Protests over the police killing of George Floyd have shifted Biden’s campaigning back into the public this week. He walked through downtown Wilmington to meet with members of the community Sunday, and on Monday he did a rare in-person meeting with clergy and community leaders in Wilmington.
Earlier in May, his wife, Jill, did a virtual tour of Pennsylvania. He also hosted a livestreamed chat with Pennsylvania Gov. Tom Wolf last week.
While being out of the public eye has its political downsides, it has also kept other controversies largely at bay, including a sexual assault allegation by former staffer Tara Reade, which Biden has denied. Last month, Biden drew criticism for an exchange on The Breakfast Club radio program, in which he said, “If you’ve got a problem figuring out whether you’re for me or for Trump, then you ain’t black.” He later apologized, calling the comment “too cavalier.”

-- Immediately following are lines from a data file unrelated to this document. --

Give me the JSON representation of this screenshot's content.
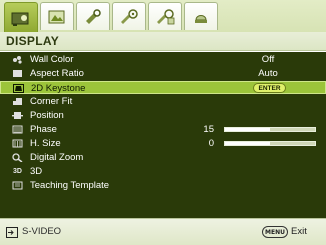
{
  "tabs": [
    {
      "icon": "display-icon",
      "active": true
    },
    {
      "icon": "picture-icon",
      "active": false
    },
    {
      "icon": "setup-icon",
      "active": false
    },
    {
      "icon": "advanced-setup-icon",
      "active": false
    },
    {
      "icon": "system-setup-icon",
      "active": false
    },
    {
      "icon": "information-icon",
      "active": false
    }
  ],
  "heading": "DISPLAY",
  "menu": {
    "items": [
      {
        "label": "Wall Color",
        "value": "Off",
        "icon": "wall-color-icon"
      },
      {
        "label": "Aspect Ratio",
        "value": "Auto",
        "icon": "aspect-ratio-icon"
      },
      {
        "label": "2D Keystone",
        "enter": "ENTER",
        "icon": "keystone-icon",
        "selected": true
      },
      {
        "label": "Corner Fit",
        "icon": "corner-fit-icon"
      },
      {
        "label": "Position",
        "icon": "position-icon"
      },
      {
        "label": "Phase",
        "number": "15",
        "level": 0.5,
        "icon": "phase-icon"
      },
      {
        "label": "H. Size",
        "number": "0",
        "level": 0.5,
        "icon": "h-size-icon"
      },
      {
        "label": "Digital Zoom",
        "icon": "digital-zoom-icon"
      },
      {
        "label": "3D",
        "icon": "3d-icon",
        "icon_text": "3D"
      },
      {
        "label": "Teaching Template",
        "icon": "teaching-template-icon"
      }
    ]
  },
  "footer": {
    "source": "S-VIDEO",
    "menu_key": "MENU",
    "exit": "Exit"
  },
  "colors": {
    "panel": "#2a3a09",
    "selected": "#9cc43a",
    "tab_active": "#9cb63e"
  }
}
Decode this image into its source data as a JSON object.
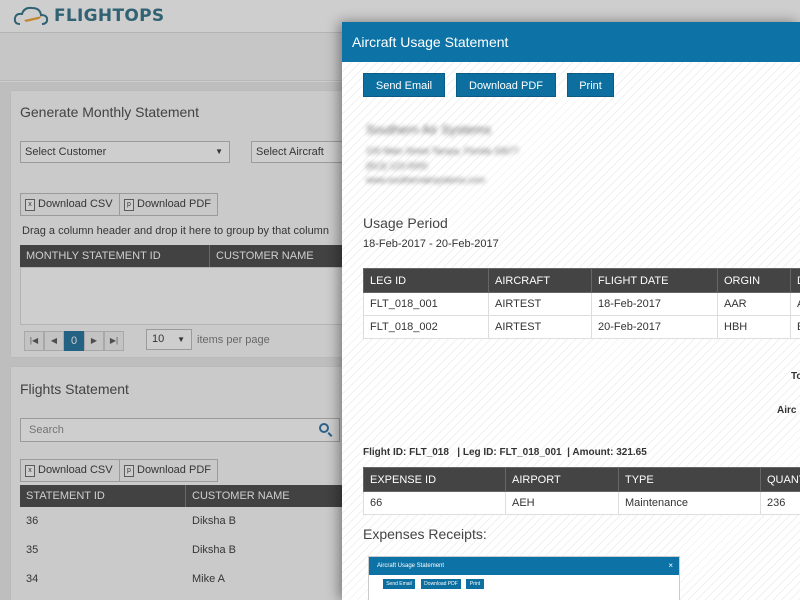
{
  "app": {
    "logo_text": "FLIGHTOPS"
  },
  "monthly": {
    "title": "Generate Monthly Statement",
    "select_customer": "Select Customer",
    "select_aircraft": "Select Aircraft",
    "download_csv": "Download CSV",
    "download_pdf": "Download PDF",
    "drag_hint": "Drag a column header and drop it here to group by that column",
    "columns": [
      "MONTHLY STATEMENT ID",
      "CUSTOMER NAME"
    ],
    "pager": {
      "page": "0",
      "per_page_value": "10",
      "per_page_label": "items per page"
    }
  },
  "flights": {
    "title": "Flights Statement",
    "search_placeholder": "Search",
    "download_csv": "Download CSV",
    "download_pdf": "Download PDF",
    "columns": [
      "STATEMENT ID",
      "CUSTOMER NAME"
    ],
    "rows": [
      {
        "id": "36",
        "name": "Diksha B"
      },
      {
        "id": "35",
        "name": "Diksha B"
      },
      {
        "id": "34",
        "name": "Mike A"
      }
    ]
  },
  "modal": {
    "title": "Aircraft Usage Statement",
    "buttons": {
      "send_email": "Send Email",
      "download_pdf": "Download PDF",
      "print": "Print"
    },
    "company": {
      "name": "Southern Air Systems",
      "address": "100 Main Street Tampa, Florida 33677",
      "phone": "(813) 123-0000",
      "website": "www.southernairsystems.com"
    },
    "usage_period_title": "Usage Period",
    "usage_period": "18-Feb-2017 - 20-Feb-2017",
    "legs_columns": [
      "LEG ID",
      "AIRCRAFT",
      "FLIGHT DATE",
      "ORGIN",
      "D"
    ],
    "legs": [
      [
        "FLT_018_001",
        "AIRTEST",
        "18-Feb-2017",
        "AAR",
        "A"
      ],
      [
        "FLT_018_002",
        "AIRTEST",
        "20-Feb-2017",
        "HBH",
        "E"
      ]
    ],
    "right_cut_1": "To",
    "right_cut_2": "Airc",
    "flight_info": "Flight ID: FLT_018   | Leg ID: FLT_018_001  | Amount: 321.65",
    "expense_columns": [
      "EXPENSE ID",
      "AIRPORT",
      "TYPE",
      "QUANT"
    ],
    "expenses": [
      [
        "66",
        "AEH",
        "Maintenance",
        "236"
      ]
    ],
    "receipts_title": "Expenses Receipts:",
    "receipt_thumb": {
      "title": "Aircraft Usage Statement",
      "close": "×",
      "send_email": "Send Email",
      "download_pdf": "Download PDF",
      "print": "Print"
    }
  }
}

Biden polls best with voters over 45. He does particularly well with African American voters and women. In Pennsylvania, Trump currently trails him by about 6 percentage points in an average of state polls. That he’s leading Trump despite the handicaps of campaigning from his basement is notable, said Elizabeth Fiebach, a self-described Biden superfan.
Fiebach runs the Pennsylvania Women for Biden Facebook group and was part of the “draft Biden” movement in 2016, when he ultimately decided not to run following son Beau’s death.

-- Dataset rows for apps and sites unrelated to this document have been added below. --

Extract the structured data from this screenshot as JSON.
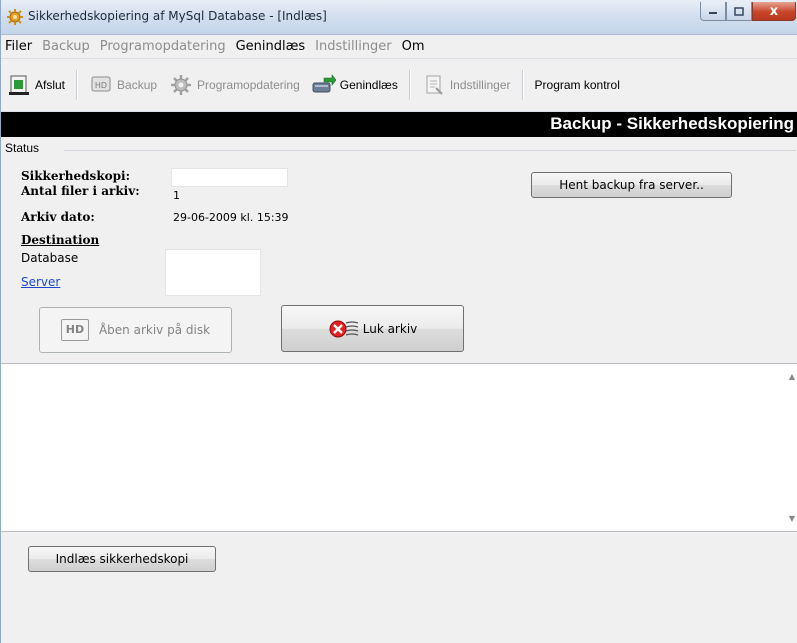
{
  "window": {
    "title": "Sikkerhedskopiering af MySql Database - [Indlæs]",
    "close_glyph": "x"
  },
  "menu": {
    "items": [
      {
        "label": "Filer",
        "enabled": true
      },
      {
        "label": "Backup",
        "enabled": false
      },
      {
        "label": "Programopdatering",
        "enabled": false
      },
      {
        "label": "Genindlæs",
        "enabled": true
      },
      {
        "label": "Indstillinger",
        "enabled": false
      },
      {
        "label": "Om",
        "enabled": true
      }
    ]
  },
  "toolbar": {
    "afslut": "Afslut",
    "backup": "Backup",
    "programopdatering": "Programopdatering",
    "genindlaes": "Genindlæs",
    "indstillinger": "Indstillinger",
    "program_kontrol": "Program kontrol"
  },
  "header": {
    "title": "Backup - Sikkerhedskopiering"
  },
  "status": {
    "legend": "Status",
    "sikkerhedskopi_label": "Sikkerhedskopi:",
    "sikkerhedskopi_value": "",
    "antal_label": "Antal filer i arkiv:",
    "antal_value": "1",
    "arkiv_dato_label": "Arkiv dato:",
    "arkiv_dato_value": "29-06-2009 kl. 15:39",
    "destination_label": "Destination",
    "database_label": "Database",
    "server_link": "Server",
    "hent_button": "Hent backup fra server..",
    "aaben_button": "Åben arkiv på disk",
    "luk_button": "Luk arkiv",
    "hd_badge": "HD"
  },
  "log": {
    "text": ""
  },
  "bottom": {
    "indlaes_button": "Indlæs sikkerhedskopi"
  },
  "colors": {
    "header_bg": "#000000",
    "link": "#1c48c8",
    "close": "#c8452a"
  }
}
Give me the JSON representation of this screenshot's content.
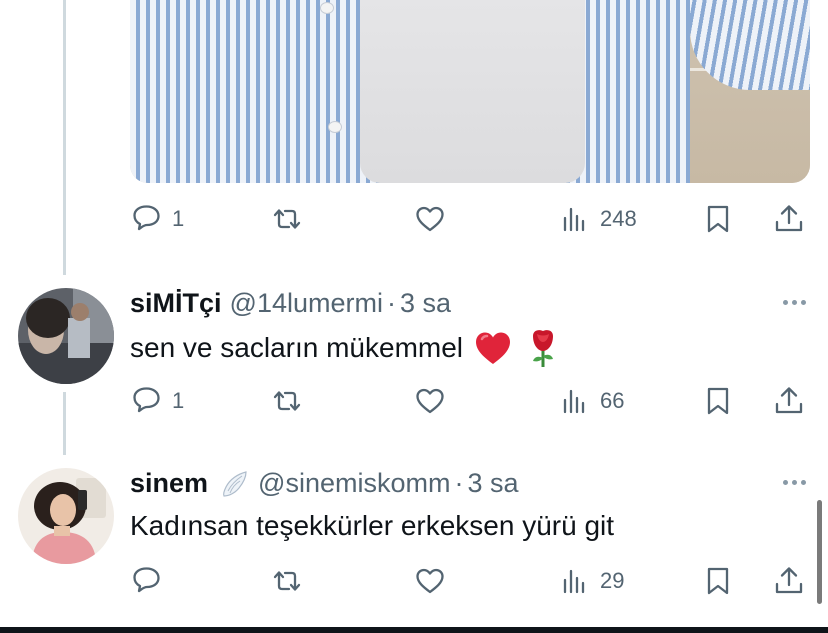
{
  "original_tweet": {
    "actions": {
      "reply_count": "1",
      "retweet_count": "",
      "like_count": "",
      "views_count": "248"
    }
  },
  "replies": [
    {
      "display_name": "siMİTçi",
      "handle": "@14lumermi",
      "separator": "·",
      "time": "3 sa",
      "text": "sen ve sacların mükemmel",
      "emojis": [
        "red-heart",
        "rose"
      ],
      "actions": {
        "reply_count": "1",
        "retweet_count": "",
        "like_count": "",
        "views_count": "66"
      }
    },
    {
      "display_name": "sinem",
      "name_emoji": "wing",
      "handle": "@sinemiskomm",
      "separator": "·",
      "time": "3 sa",
      "text": "Kadınsan teşekkürler erkeksen yürü git",
      "actions": {
        "reply_count": "",
        "retweet_count": "",
        "like_count": "",
        "views_count": "29"
      }
    }
  ],
  "icons": {
    "reply": "speech-bubble-icon",
    "retweet": "retweet-icon",
    "like": "heart-icon",
    "views": "bar-chart-icon",
    "bookmark": "bookmark-icon",
    "share": "share-upload-icon",
    "more": "more-horizontal-icon"
  },
  "colors": {
    "text_primary": "#0f1419",
    "text_secondary": "#536471",
    "thread_line": "#cfd9de",
    "heart_red": "#e0243a"
  }
}
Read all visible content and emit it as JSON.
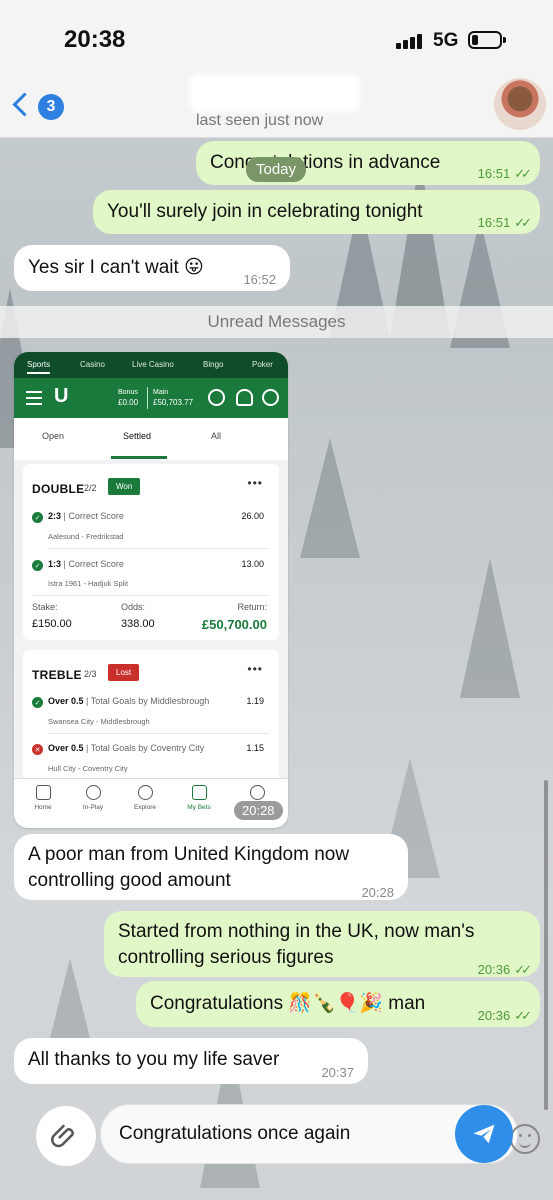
{
  "status_bar": {
    "time": "20:38",
    "network": "5G"
  },
  "header": {
    "back_count": "3",
    "last_seen": "last seen just now"
  },
  "date_separator": "Today",
  "unread_separator": "Unread Messages",
  "messages": [
    {
      "direction": "out",
      "text": "Congratulations in advance",
      "time": "16:51",
      "read": true
    },
    {
      "direction": "out",
      "text": "You'll surely join in celebrating tonight",
      "time": "16:51",
      "read": true
    },
    {
      "direction": "in",
      "text": "Yes sir I can't wait 😛",
      "time": "16:52"
    },
    {
      "direction": "in",
      "type": "image",
      "time": "20:28"
    },
    {
      "direction": "in",
      "text": "A poor man from United Kingdom now controlling good amount",
      "time": "20:28"
    },
    {
      "direction": "out",
      "text": "Started from nothing in the UK, now man's controlling serious figures",
      "time": "20:36",
      "read": true
    },
    {
      "direction": "out",
      "text": "Congratulations 🎊🍾🎈🎉 man",
      "time": "20:36",
      "read": true
    },
    {
      "direction": "in",
      "text": "All thanks to you my life saver",
      "time": "20:37"
    }
  ],
  "bet_screenshot": {
    "top_tabs": [
      "Sports",
      "Casino",
      "Live Casino",
      "Bingo",
      "Poker"
    ],
    "logo": "U",
    "bonus_label": "Bonus",
    "bonus_value": "£0.00",
    "main_label": "Main",
    "main_value": "£50,703.77",
    "sub_tabs": [
      "Open",
      "Settled",
      "All"
    ],
    "bets": [
      {
        "title": "DOUBLE",
        "count": "2/2",
        "status": "Won",
        "legs": [
          {
            "selection": "2:3",
            "market": "| Correct Score",
            "event": "Aalesund - Fredrikstad",
            "odds": "26.00",
            "result": "won"
          },
          {
            "selection": "1:3",
            "market": "| Correct Score",
            "event": "Istra 1961 - Hadjuk Split",
            "odds": "13.00",
            "result": "won"
          }
        ],
        "stake_label": "Stake:",
        "stake": "£150.00",
        "odds_label": "Odds:",
        "odds": "338.00",
        "return_label": "Return:",
        "return": "£50,700.00"
      },
      {
        "title": "TREBLE",
        "count": "2/3",
        "status": "Lost",
        "legs": [
          {
            "selection": "Over 0.5",
            "market": "| Total Goals by Middlesbrough",
            "event": "Swansea City - Middlesbrough",
            "odds": "1.19",
            "result": "won"
          },
          {
            "selection": "Over 0.5",
            "market": "| Total Goals by Coventry City",
            "event": "Hull City - Coventry City",
            "odds": "1.15",
            "result": "lost"
          }
        ]
      }
    ],
    "nav": [
      "Home",
      "In-Play",
      "Explore",
      "My Bets"
    ]
  },
  "composer": {
    "value": "Congratulations once again"
  },
  "colors": {
    "outgoing_bubble": "#e2f7c8",
    "incoming_bubble": "#ffffff",
    "accent_blue": "#2f8fe8",
    "brand_green": "#1a7a3b"
  },
  "icons": [
    "back-chevron-icon",
    "attach-paperclip-icon",
    "emoji-icon",
    "send-icon",
    "check-icon",
    "cross-icon"
  ]
}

“When Beau Biden died, to me it seemed like he was America’s Dad," Fiebach said. "But now I see that 2016 was not his time, that everything that’s happened to him and all of his experience in his life has led him to this moment.”

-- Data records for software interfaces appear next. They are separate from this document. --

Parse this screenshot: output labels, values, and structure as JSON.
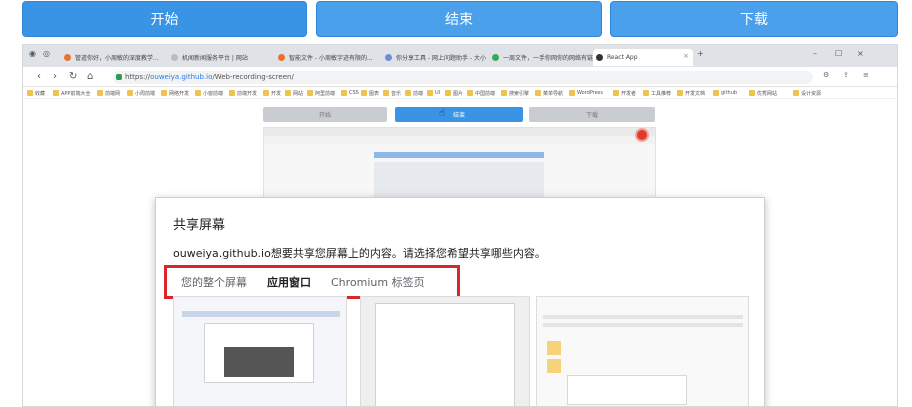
{
  "toolbar": {
    "start_label": "开始",
    "end_label": "结束",
    "download_label": "下载"
  },
  "browser": {
    "tabs": [
      {
        "title": "管道你好，小周敏的深度教学..."
      },
      {
        "title": "机闻新闻服务平台 | 网站"
      },
      {
        "title": "智能文件 - 小周敏字迹有限的..."
      },
      {
        "title": "你分享工具 - 网上问题助手 - 大小..."
      },
      {
        "title": "一周文件，一手你网你的网络有链"
      },
      {
        "title": "React App"
      }
    ],
    "url_scheme": "https://",
    "url_host": "ouweiya.github.io",
    "url_path": "/Web-recording-screen/",
    "bookmarks": [
      "收藏",
      "APP前端大全",
      "前端网",
      "小周前端",
      "网络开发",
      "小窗前端",
      "前端开发",
      "开发",
      "网站",
      "阿里前端",
      "CSS",
      "图表",
      "音乐",
      "前端",
      "UI",
      "图片",
      "中国前端",
      "搜索引擎",
      "菜单导航",
      "WordPress",
      "开发者",
      "工具推荐",
      "开发文档",
      "github",
      "优秀网站",
      "设计资源"
    ]
  },
  "nested_app": {
    "start_label": "开始",
    "end_label": "结束",
    "download_label": "下载"
  },
  "share_dialog": {
    "title": "共享屏幕",
    "description": "ouweiya.github.io想要共享您屏幕上的内容。请选择您希望共享哪些内容。",
    "tabs": [
      {
        "label": "您的整个屏幕"
      },
      {
        "label": "应用窗口"
      },
      {
        "label": "Chromium 标签页"
      }
    ],
    "highlight_color": "#d9262b"
  },
  "colors": {
    "primary_button": "#3a94e6"
  }
}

She met Biden at a fundraiser at former Comcast senior executive David L. Cohen’s house last year.
“You know, he just kind of twinkles with this good humor," she said.
Now her group is one of several Women for Biden state groups that have sprouted up as the general election draws closer — a sign, she said, of growing energy around the campaign. There’s also a “Philly for Jilly”’ group dedicated specifically to Jill Biden.
Cohen, a longtime Democratic power broker locally and nationally, also celebrated Biden’s coming win for the nomination.
“I don’t want to say I’m some genius," Cohen said. “I didn’t get 2016 right, but I got the 2020 Democratic primary right, and I really did think this would be where we would be from the very beginning. I’ve known Joe Biden for a very long time, 25 years, and his strengths are exactly what this country needs right now.”
Cohen has continued organizing fundraisers virtually, including last month for the Biden Victory Fund, a joint committee for the Biden campaign and the party. The event raised seven figures, according to a source with knowledge of it. Cohen said there were tiered Zoom rooms for people giving $50,000 or more, those giving $25,000 or more, and for young supporters.
Cohen said he thinks voters connect with Biden’s empathy. They also think he can win. “Ultimately, all you needed was the belief that Joe Biden was the best pick to beat Donald Trump," Cohen said. "That’s all the enthusiasm you need.”
Marilyn Silberstein, 74, a Biden supporter from Germantown, used to get annoyed at all the people who told her Biden didn’t have the goods.
“I always felt he was our best bet, but I wasn’t so sure he could do it," Silberstein said. "And then he pulled it off. I’m thrilled. I wanted it with all my heart.”
Mike Donahue, another supporter, lives three blocks from where Biden grew up in Scranton. Donahue’s been working with Democratic organizations and talking to neighbors he thinks might be on the fence. In the end, he predicted, it won’t be loud Biden supporters who make the difference, but former Trump voters who quietly pick Biden on Election Day.